However, he still claims them as his daughters and does not disown them in any way. In addition to Lear mentioning his tyrannical daughters as the source of his corruption, he finally cares for someone else before he cares for himself. My wits begin to turn. Come on, my boy. How dost my boy? Art cold? I am cold myself. Where is this straw, my fellow? The art of our necessities is strange, And can make vile things precious. Come; your hovel. Poor fool and knave, I have one part in my heart That’s sorry yet for thee. ” (King Lear 3. 2. 67-73) Kent, the Fool, and Lear are in a storm. This is a major turning point in the development of Lear’s character from an evil to good man. This is also the first time he experiences the feeling of the wretches in the play.
It seems strange to him that being a wretch makes him value small things or his true needs. In the quote, the absence of anger or rage is a key component as well because it does not involve anything with Lear and his title as a king. Experiencing the life of a wretch begins to bring out the good side of King Lear. As a “poor man”, King Lear shifts morally, significantly shows compassion instead of anger and it plays a key role in the play. Correspondingly, Lear’s transition from evil to good plays a key role in him dying happy.
He dies caring for his daughter, Cordelia, who he hopes has not died, which brings happiness upon him as he dies. “And my poor fool is hanged. No, no, no life! Why should a dog, a horse, a rat have life And thou no breath at all? O thou’lt come no more, Never, never, never, never, never. Pray you undo this button. Thank you, sir. 0, 0, 0, 0. Do you see this? Look on her: look her lips, Look there, look there! ” (King Lear 5. 3. 304-9) Lear is currently in a state of despair, but he really sympathizes for Cordelia who he loves dearly.
He argues why should nature have breath instead of his beautiful, precious daughter, Cordelia. Even though she has died, he still has hope. He places a mirror by her lips, so if the mirror fogs she is alive. King Lear acts delusional here saying, “Do you see this? Look on her: look her lips… ” and dies while in the moment. Here, in the last lines of the play, Edgar delivers a message dramatizing the “burden of sorrow” in the deaths of Lear and Cordelia and even Gloucester’s death. “The weight of this sad time we must obey, Speak what we feel, not what we ought to say.

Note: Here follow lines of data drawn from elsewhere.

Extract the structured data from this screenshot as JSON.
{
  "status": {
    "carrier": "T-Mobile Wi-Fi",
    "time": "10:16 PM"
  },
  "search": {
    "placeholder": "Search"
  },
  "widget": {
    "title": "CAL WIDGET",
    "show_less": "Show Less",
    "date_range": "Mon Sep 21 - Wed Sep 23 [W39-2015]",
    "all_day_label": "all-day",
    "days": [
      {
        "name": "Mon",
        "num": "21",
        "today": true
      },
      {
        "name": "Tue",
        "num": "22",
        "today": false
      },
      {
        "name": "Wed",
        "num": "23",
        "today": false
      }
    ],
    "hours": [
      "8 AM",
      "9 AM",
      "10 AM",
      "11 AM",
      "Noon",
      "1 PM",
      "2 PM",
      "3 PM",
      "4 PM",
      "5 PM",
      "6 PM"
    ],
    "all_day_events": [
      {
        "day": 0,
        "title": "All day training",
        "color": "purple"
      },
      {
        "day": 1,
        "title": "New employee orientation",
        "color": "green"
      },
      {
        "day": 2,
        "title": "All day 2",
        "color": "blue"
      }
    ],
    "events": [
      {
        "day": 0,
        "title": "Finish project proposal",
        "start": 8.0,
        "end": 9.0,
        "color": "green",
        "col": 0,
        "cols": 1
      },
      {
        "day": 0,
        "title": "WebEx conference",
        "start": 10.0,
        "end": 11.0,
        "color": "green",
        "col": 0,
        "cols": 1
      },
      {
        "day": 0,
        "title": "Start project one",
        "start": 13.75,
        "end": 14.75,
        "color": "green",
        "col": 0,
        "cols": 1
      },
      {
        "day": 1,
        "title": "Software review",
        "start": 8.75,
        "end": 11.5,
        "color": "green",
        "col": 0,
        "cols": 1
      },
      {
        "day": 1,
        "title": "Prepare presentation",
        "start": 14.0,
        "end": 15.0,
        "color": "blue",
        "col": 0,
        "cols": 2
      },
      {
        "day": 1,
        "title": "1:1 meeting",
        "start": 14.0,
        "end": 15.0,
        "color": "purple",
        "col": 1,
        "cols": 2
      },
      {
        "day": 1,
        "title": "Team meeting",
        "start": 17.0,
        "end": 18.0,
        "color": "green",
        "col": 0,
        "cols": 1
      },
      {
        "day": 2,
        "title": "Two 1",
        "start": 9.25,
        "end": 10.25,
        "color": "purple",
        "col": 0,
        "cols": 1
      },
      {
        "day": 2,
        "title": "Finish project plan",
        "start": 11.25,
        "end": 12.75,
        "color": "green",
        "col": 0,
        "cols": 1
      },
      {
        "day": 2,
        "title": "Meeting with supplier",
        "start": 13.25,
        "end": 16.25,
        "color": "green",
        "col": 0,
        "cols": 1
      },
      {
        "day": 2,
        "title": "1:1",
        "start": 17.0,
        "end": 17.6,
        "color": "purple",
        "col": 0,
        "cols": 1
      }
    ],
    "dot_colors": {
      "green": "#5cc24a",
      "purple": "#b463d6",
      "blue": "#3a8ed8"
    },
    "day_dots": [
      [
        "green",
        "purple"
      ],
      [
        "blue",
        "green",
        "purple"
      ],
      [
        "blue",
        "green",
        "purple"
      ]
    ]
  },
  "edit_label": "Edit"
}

The oldest hath borne most; we that are young Shall never see so much, nor live so long. ” (King Lear 5. 3. 322-325) Edgar reiterates the theme of feeling and seeing, referring to Lear feeling what wretches felt and Gloucester seeing life better than the rich and lustful man even though he has no eyes. Once again, this seems like a sad ending, but Lear dies a happy, great man and not a self-glorifying king. “The weight of this sad time we must obey… ” refers to the lesson of the poor man being the blessed one, whereas, the poor man shall die happily in acceptance of his wretched, precious necessities.
It is more powerful to experience life as a poor man with a kind soul than a wealthy king with power and an evil spirit. Throughout the play, King Lear demonstrates many examples of his dark side and good side, but only his good side prevails. Furthermore, wealth does not satisfy the soul, instead it causes corruption. Lear living life as the selfish king created frustration and anger, however, living as the poor man brought him joy and enlightenment. King Lear takes heed of his opportunity to experience penury and dies as a blessed and happy man instead of the rich, lustful, and miserable king.